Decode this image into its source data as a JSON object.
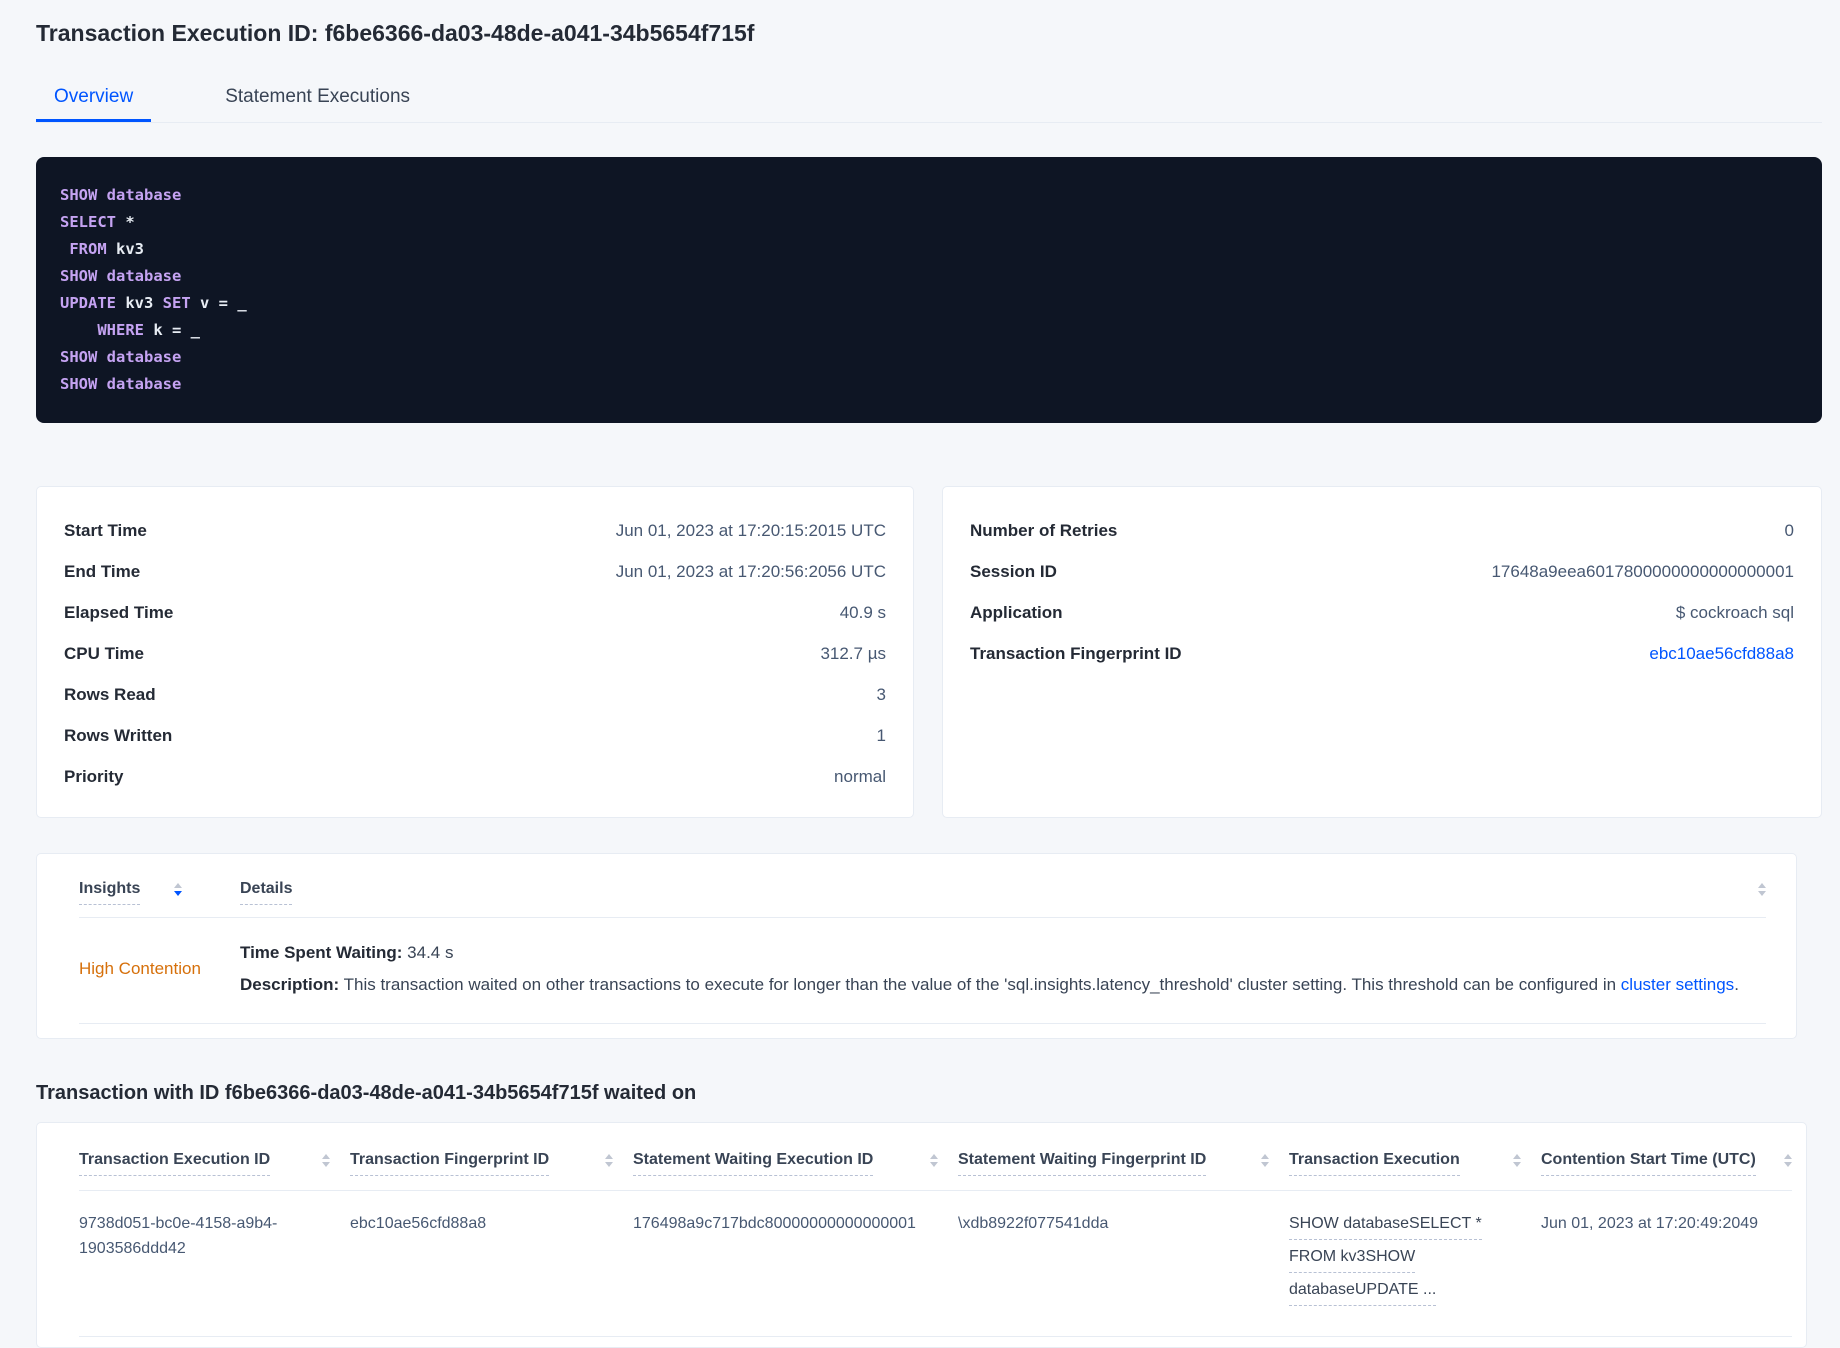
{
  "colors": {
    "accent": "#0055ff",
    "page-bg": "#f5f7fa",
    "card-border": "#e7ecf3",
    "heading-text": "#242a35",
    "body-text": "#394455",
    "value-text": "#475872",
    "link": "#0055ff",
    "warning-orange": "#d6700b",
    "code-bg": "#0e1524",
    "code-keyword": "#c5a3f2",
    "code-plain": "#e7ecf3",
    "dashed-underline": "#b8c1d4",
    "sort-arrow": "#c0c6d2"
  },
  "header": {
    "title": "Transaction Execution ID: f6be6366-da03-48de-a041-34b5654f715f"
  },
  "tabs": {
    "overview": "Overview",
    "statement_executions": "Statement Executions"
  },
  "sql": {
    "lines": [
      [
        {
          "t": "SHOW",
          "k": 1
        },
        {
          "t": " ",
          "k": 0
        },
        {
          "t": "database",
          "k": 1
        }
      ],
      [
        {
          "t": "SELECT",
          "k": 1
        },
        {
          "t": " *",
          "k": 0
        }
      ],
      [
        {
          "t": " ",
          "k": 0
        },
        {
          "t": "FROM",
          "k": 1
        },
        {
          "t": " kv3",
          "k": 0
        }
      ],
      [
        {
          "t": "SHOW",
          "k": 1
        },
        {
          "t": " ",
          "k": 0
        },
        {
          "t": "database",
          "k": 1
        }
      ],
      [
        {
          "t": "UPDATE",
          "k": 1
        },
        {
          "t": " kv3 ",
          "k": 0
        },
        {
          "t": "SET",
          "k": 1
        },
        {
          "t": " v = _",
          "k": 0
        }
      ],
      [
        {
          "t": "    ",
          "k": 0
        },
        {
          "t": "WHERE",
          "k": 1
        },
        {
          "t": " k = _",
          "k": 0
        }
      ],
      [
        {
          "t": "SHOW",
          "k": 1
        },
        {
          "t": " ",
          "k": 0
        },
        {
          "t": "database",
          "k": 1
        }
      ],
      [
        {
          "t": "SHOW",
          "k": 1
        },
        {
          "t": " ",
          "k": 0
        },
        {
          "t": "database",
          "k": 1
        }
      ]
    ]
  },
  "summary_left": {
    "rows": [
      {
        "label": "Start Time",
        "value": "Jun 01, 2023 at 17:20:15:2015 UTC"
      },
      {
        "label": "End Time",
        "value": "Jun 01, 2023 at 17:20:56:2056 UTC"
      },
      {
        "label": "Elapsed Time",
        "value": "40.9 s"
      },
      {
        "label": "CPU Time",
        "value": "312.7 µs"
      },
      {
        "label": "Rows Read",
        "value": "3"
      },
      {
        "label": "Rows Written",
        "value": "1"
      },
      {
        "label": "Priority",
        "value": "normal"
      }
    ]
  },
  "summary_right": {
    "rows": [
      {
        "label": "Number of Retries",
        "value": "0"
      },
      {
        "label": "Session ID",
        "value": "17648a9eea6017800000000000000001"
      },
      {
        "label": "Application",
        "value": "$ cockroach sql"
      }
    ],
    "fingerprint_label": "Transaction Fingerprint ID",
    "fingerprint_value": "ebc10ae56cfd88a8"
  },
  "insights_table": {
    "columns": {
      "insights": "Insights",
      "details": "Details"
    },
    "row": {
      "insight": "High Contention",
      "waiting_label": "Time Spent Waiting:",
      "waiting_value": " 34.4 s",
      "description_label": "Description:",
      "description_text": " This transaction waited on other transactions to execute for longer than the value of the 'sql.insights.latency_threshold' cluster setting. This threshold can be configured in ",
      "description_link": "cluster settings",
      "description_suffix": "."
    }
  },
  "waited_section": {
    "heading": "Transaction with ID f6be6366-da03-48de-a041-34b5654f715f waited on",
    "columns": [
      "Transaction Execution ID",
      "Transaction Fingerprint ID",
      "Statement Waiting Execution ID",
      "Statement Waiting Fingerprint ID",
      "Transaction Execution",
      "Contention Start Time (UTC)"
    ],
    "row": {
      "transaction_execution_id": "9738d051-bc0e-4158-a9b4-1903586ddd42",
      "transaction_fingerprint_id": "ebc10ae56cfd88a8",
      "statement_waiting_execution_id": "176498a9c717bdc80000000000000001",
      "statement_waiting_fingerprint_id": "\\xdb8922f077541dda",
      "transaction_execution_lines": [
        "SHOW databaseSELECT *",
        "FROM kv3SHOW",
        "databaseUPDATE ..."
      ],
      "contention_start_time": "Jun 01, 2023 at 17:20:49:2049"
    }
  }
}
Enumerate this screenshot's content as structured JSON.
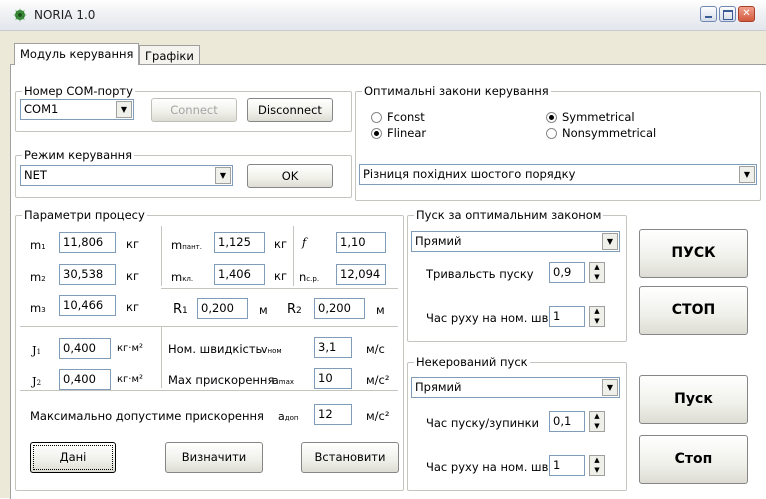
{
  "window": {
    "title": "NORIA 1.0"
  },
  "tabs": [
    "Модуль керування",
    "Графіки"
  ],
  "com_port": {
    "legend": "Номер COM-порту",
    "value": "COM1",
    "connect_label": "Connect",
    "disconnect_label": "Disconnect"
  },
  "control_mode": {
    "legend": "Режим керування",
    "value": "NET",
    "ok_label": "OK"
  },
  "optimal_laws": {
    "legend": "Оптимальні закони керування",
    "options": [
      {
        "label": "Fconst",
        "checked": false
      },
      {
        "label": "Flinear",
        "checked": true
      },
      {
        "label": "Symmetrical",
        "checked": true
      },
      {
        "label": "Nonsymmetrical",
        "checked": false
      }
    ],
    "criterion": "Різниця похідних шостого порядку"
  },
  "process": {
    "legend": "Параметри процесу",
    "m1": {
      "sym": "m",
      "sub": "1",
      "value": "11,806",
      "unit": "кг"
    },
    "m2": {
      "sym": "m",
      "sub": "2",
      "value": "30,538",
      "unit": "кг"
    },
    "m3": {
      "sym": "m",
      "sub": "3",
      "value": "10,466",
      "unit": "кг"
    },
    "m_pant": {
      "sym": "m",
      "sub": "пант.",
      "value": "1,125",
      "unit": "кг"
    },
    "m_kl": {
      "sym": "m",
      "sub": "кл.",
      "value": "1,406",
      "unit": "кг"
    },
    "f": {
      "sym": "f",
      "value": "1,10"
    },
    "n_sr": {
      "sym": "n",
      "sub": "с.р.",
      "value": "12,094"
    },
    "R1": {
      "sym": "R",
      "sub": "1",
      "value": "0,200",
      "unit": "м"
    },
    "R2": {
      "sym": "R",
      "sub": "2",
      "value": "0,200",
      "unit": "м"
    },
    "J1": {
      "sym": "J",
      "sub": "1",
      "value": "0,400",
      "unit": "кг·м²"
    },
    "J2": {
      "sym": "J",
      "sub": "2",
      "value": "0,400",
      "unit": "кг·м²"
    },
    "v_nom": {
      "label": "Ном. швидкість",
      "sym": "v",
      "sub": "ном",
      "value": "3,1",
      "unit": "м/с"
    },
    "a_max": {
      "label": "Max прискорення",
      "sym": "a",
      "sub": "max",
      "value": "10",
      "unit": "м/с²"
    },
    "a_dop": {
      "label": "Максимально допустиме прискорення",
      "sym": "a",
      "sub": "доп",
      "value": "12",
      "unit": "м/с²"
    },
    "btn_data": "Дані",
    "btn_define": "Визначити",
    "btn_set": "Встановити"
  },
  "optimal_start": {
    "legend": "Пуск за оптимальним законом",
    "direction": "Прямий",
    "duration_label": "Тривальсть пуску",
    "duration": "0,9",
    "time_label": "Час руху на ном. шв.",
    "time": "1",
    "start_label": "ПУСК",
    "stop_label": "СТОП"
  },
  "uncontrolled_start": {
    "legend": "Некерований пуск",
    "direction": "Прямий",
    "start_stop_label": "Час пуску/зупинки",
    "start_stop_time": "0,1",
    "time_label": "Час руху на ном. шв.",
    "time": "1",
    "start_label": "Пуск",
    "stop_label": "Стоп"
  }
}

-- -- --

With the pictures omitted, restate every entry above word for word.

TASK SOLUTION:
Decode this image into its source data as a JSON object.
{
  "colors": {
    "accent": "#0055ff",
    "page-bg": "#f5f7fa",
    "card-border": "#e7ecf3",
    "heading-text": "#242a35",
    "body-text": "#394455",
    "value-text": "#475872",
    "link": "#0055ff",
    "warning-orange": "#d6700b",
    "code-bg": "#0e1524",
    "code-keyword": "#c5a3f2",
    "code-plain": "#e7ecf3",
    "dashed-underline": "#b8c1d4",
    "sort-arrow": "#c0c6d2"
  },
  "header": {
    "title": "Transaction Execution ID: f6be6366-da03-48de-a041-34b5654f715f"
  },
  "tabs": {
    "overview": "Overview",
    "statement_executions": "Statement Executions"
  },
  "sql": {
    "lines": [
      [
        {
          "t": "SHOW",
          "k": 1
        },
        {
          "t": " ",
          "k": 0
        },
        {
          "t": "database",
          "k": 1
        }
      ],
      [
        {
          "t": "SELECT",
          "k": 1
        },
        {
          "t": " *",
          "k": 0
        }
      ],
      [
        {
          "t": " ",
          "k": 0
        },
        {
          "t": "FROM",
          "k": 1
        },
        {
          "t": " kv3",
          "k": 0
        }
      ],
      [
        {
          "t": "SHOW",
          "k": 1
        },
        {
          "t": " ",
          "k": 0
        },
        {
          "t": "database",
          "k": 1
        }
      ],
      [
        {
          "t": "UPDATE",
          "k": 1
        },
        {
          "t": " kv3 ",
          "k": 0
        },
        {
          "t": "SET",
          "k": 1
        },
        {
          "t": " v = _",
          "k": 0
        }
      ],
      [
        {
          "t": "    ",
          "k": 0
        },
        {
          "t": "WHERE",
          "k": 1
        },
        {
          "t": " k = _",
          "k": 0
        }
      ],
      [
        {
          "t": "SHOW",
          "k": 1
        },
        {
          "t": " ",
          "k": 0
        },
        {
          "t": "database",
          "k": 1
        }
      ],
      [
        {
          "t": "SHOW",
          "k": 1
        },
        {
          "t": " ",
          "k": 0
        },
        {
          "t": "database",
          "k": 1
        }
      ]
    ]
  },
  "summary_left": {
    "rows": [
      {
        "label": "Start Time",
        "value": "Jun 01, 2023 at 17:20:15:2015 UTC"
      },
      {
        "label": "End Time",
        "value": "Jun 01, 2023 at 17:20:56:2056 UTC"
      },
      {
        "label": "Elapsed Time",
        "value": "40.9 s"
      },
      {
        "label": "CPU Time",
        "value": "312.7 µs"
      },
      {
        "label": "Rows Read",
        "value": "3"
      },
      {
        "label": "Rows Written",
        "value": "1"
      },
      {
        "label": "Priority",
        "value": "normal"
      }
    ]
  },
  "summary_right": {
    "rows": [
      {
        "label": "Number of Retries",
        "value": "0"
      },
      {
        "label": "Session ID",
        "value": "17648a9eea6017800000000000000001"
      },
      {
        "label": "Application",
        "value": "$ cockroach sql"
      }
    ],
    "fingerprint_label": "Transaction Fingerprint ID",
    "fingerprint_value": "ebc10ae56cfd88a8"
  },
  "insights_table": {
    "columns": {
      "insights": "Insights",
      "details": "Details"
    },
    "row": {
      "insight": "High Contention",
      "waiting_label": "Time Spent Waiting:",
      "waiting_value": " 34.4 s",
      "description_label": "Description:",
      "description_text": " This transaction waited on other transactions to execute for longer than the value of the 'sql.insights.latency_threshold' cluster setting. This threshold can be configured in ",
      "description_link": "cluster settings",
      "description_suffix": "."
    }
  },
  "waited_section": {
    "heading": "Transaction with ID f6be6366-da03-48de-a041-34b5654f715f waited on",
    "columns": [
      "Transaction Execution ID",
      "Transaction Fingerprint ID",
      "Statement Waiting Execution ID",
      "Statement Waiting Fingerprint ID",
      "Transaction Execution",
      "Contention Start Time (UTC)"
    ],
    "row": {
      "transaction_execution_id": "9738d051-bc0e-4158-a9b4-1903586ddd42",
      "transaction_fingerprint_id": "ebc10ae56cfd88a8",
      "statement_waiting_execution_id": "176498a9c717bdc80000000000000001",
      "statement_waiting_fingerprint_id": "\\xdb8922f077541dda",
      "transaction_execution_lines": [
        "SHOW databaseSELECT *",
        "FROM kv3SHOW",
        "databaseUPDATE ..."
      ],
      "contention_start_time": "Jun 01, 2023 at 17:20:49:2049"
    }
  }
}
Enumerate this screenshot's content as structured JSON.
{
  "window": {
    "title": "NORIA 1.0"
  },
  "tabs": [
    "Модуль керування",
    "Графіки"
  ],
  "com_port": {
    "legend": "Номер COM-порту",
    "value": "COM1",
    "connect_label": "Connect",
    "disconnect_label": "Disconnect"
  },
  "control_mode": {
    "legend": "Режим керування",
    "value": "NET",
    "ok_label": "OK"
  },
  "optimal_laws": {
    "legend": "Оптимальні закони керування",
    "options": [
      {
        "label": "Fconst",
        "checked": false
      },
      {
        "label": "Flinear",
        "checked": true
      },
      {
        "label": "Symmetrical",
        "checked": true
      },
      {
        "label": "Nonsymmetrical",
        "checked": false
      }
    ],
    "criterion": "Різниця похідних шостого порядку"
  },
  "process": {
    "legend": "Параметри процесу",
    "m1": {
      "sym": "m",
      "sub": "1",
      "value": "11,806",
      "unit": "кг"
    },
    "m2": {
      "sym": "m",
      "sub": "2",
      "value": "30,538",
      "unit": "кг"
    },
    "m3": {
      "sym": "m",
      "sub": "3",
      "value": "10,466",
      "unit": "кг"
    },
    "m_pant": {
      "sym": "m",
      "sub": "пант.",
      "value": "1,125",
      "unit": "кг"
    },
    "m_kl": {
      "sym": "m",
      "sub": "кл.",
      "value": "1,406",
      "unit": "кг"
    },
    "f": {
      "sym": "f",
      "value": "1,10"
    },
    "n_sr": {
      "sym": "n",
      "sub": "с.р.",
      "value": "12,094"
    },
    "R1": {
      "sym": "R",
      "sub": "1",
      "value": "0,200",
      "unit": "м"
    },
    "R2": {
      "sym": "R",
      "sub": "2",
      "value": "0,200",
      "unit": "м"
    },
    "J1": {
      "sym": "J",
      "sub": "1",
      "value": "0,400",
      "unit": "кг·м²"
    },
    "J2": {
      "sym": "J",
      "sub": "2",
      "value": "0,400",
      "unit": "кг·м²"
    },
    "v_nom": {
      "label": "Ном. швидкість",
      "sym": "v",
      "sub": "ном",
      "value": "3,1",
      "unit": "м/с"
    },
    "a_max": {
      "label": "Max прискорення",
      "sym": "a",
      "sub": "max",
      "value": "10",
      "unit": "м/с²"
    },
    "a_dop": {
      "label": "Максимально допустиме прискорення",
      "sym": "a",
      "sub": "доп",
      "value": "12",
      "unit": "м/с²"
    },
    "btn_data": "Дані",
    "btn_define": "Визначити",
    "btn_set": "Встановити"
  },
  "optimal_start": {
    "legend": "Пуск за оптимальним законом",
    "direction": "Прямий",
    "duration_label": "Тривальсть пуску",
    "duration": "0,9",
    "time_label": "Час руху на ном. шв.",
    "time": "1",
    "start_label": "ПУСК",
    "stop_label": "СТОП"
  },
  "uncontrolled_start": {
    "legend": "Некерований пуск",
    "direction": "Прямий",
    "start_stop_label": "Час пуску/зупинки",
    "start_stop_time": "0,1",
    "time_label": "Час руху на ном. шв.",
    "time": "1",
    "start_label": "Пуск",
    "stop_label": "Стоп"
  }
}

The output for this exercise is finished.